The AAP has claimed that the BJP, which is in power in both Himachal Pradesh and Gujarat, is trying to conduct the state polls earlier than scheduled, to avoid losing its voters to the party. In Himachal Pradesh, the migration of BJP leaders has continued, with working and labour class leader Ravinder Singh Ravi, resigning from the party after 40 years, on April 20, to join the AAP with at least 17 of his followers. However, this came after the AAP had to dissolve its state unit following the exit of its top rung leaders, including the party’s state chief Anoop Kesari, state organisational secretary Satish Thakur, Una district chief Iqbal Singh, AAP’s state women’s wing chief Mamta Thakur, women’s wing vice-president Sonia Bindal, Mahila Morcha vice-president Sangeeta, social media wing vice-president Ashish Kumar, and industry wing state president DK Tyagi.
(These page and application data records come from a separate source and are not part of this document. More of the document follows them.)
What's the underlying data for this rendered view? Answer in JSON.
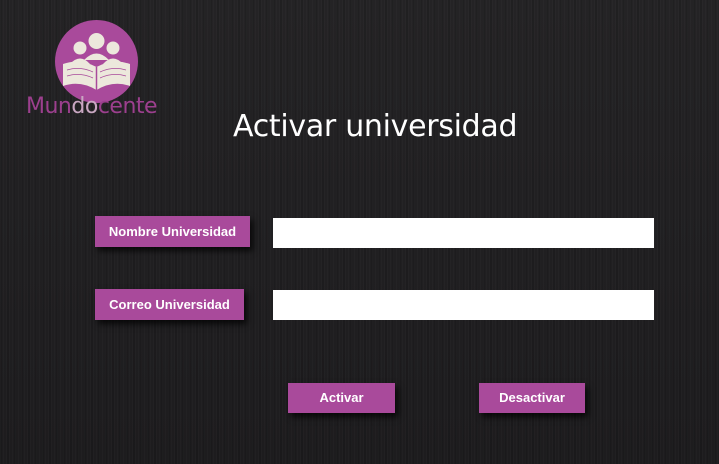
{
  "brand": {
    "logo_icon": "people-reading-book-icon",
    "name_part1": "Mun",
    "name_part2": "do",
    "name_part3": "cente",
    "colors": {
      "primary": "#a94a9b",
      "text_dark": "#9c3f8e",
      "text_light": "#c9a7c2",
      "book": "#ece8dc"
    }
  },
  "page": {
    "title": "Activar universidad"
  },
  "form": {
    "nombre": {
      "label": "Nombre Universidad",
      "value": "",
      "placeholder": ""
    },
    "correo": {
      "label": "Correo Universidad",
      "value": "",
      "placeholder": ""
    }
  },
  "actions": {
    "activar_label": "Activar",
    "desactivar_label": "Desactivar"
  }
}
The leaders alleged that the party leadership had questioned their intentions, as a result of which, they deserted the AAP to join the BJP.
The AAP is believed to be coming in full force to Gujarat this year. However, a day after Arvind Kejriwal and Bhagwant Mann wrapped up their two-day Gujarat visit, 150 AAP leaders left the party to join the BJP. While the state is a BJP stronghold, a local political strategist, on condition of anonymity, says that the party needs to step up. “Ousting the BJP out of Gujarat remains an impossibility, however, it still needs to be careful given the magnitude at which the AAP is mobilising, and the close call last time. Congress does not present a threat, but if they want to restrict the AAP to Surat, it may be more fruitful to hold the election before November, or even earlier,” they explained.
A local Congress party worker, on condition of anonymity, said, “The Congress will perform well in the tribal belt, since that’s our stronghold. But it does not seem that they want to come to power. The party’s state leadership seems to have gotten too comfortable with the current dynamic.” When asked how the AAP coming to Gujarat with more strength would affect the Congress, they said, “An alliance between the Congress and the AAP is unlikely. The BJP could end up buying some seats from the AAP after results, like it did from the Congress in 2017, to form the single largest party.”
The Kejriwal-led party does seem to be facing uphill battles against the serving BJP governments in Gujarat and Himachal Pradesh, in the upcoming elections. The AAP can certainly be expected to do better than the grand old party, however, it may want to hold off on any alliances given its trajectory toward becoming stronger as a standalone.
India is in desperate need of alternatives to a righteous right, or the loud left. Apart from the obvious above, Kejriwal’s abandonment of Anna Hazare is proof enough that he cannot be prancing around on a high horse. But whether his party can strike a beneficial balance between the two – lucrative for the country and without handicapping the people with freebies – remains to be seen.
The Horus Eye is a weekly column written by Divya Bhan analysing current affairs and policies. This column does not intend or aim to promote any ideology and does not reflect the official position of The Sparrow.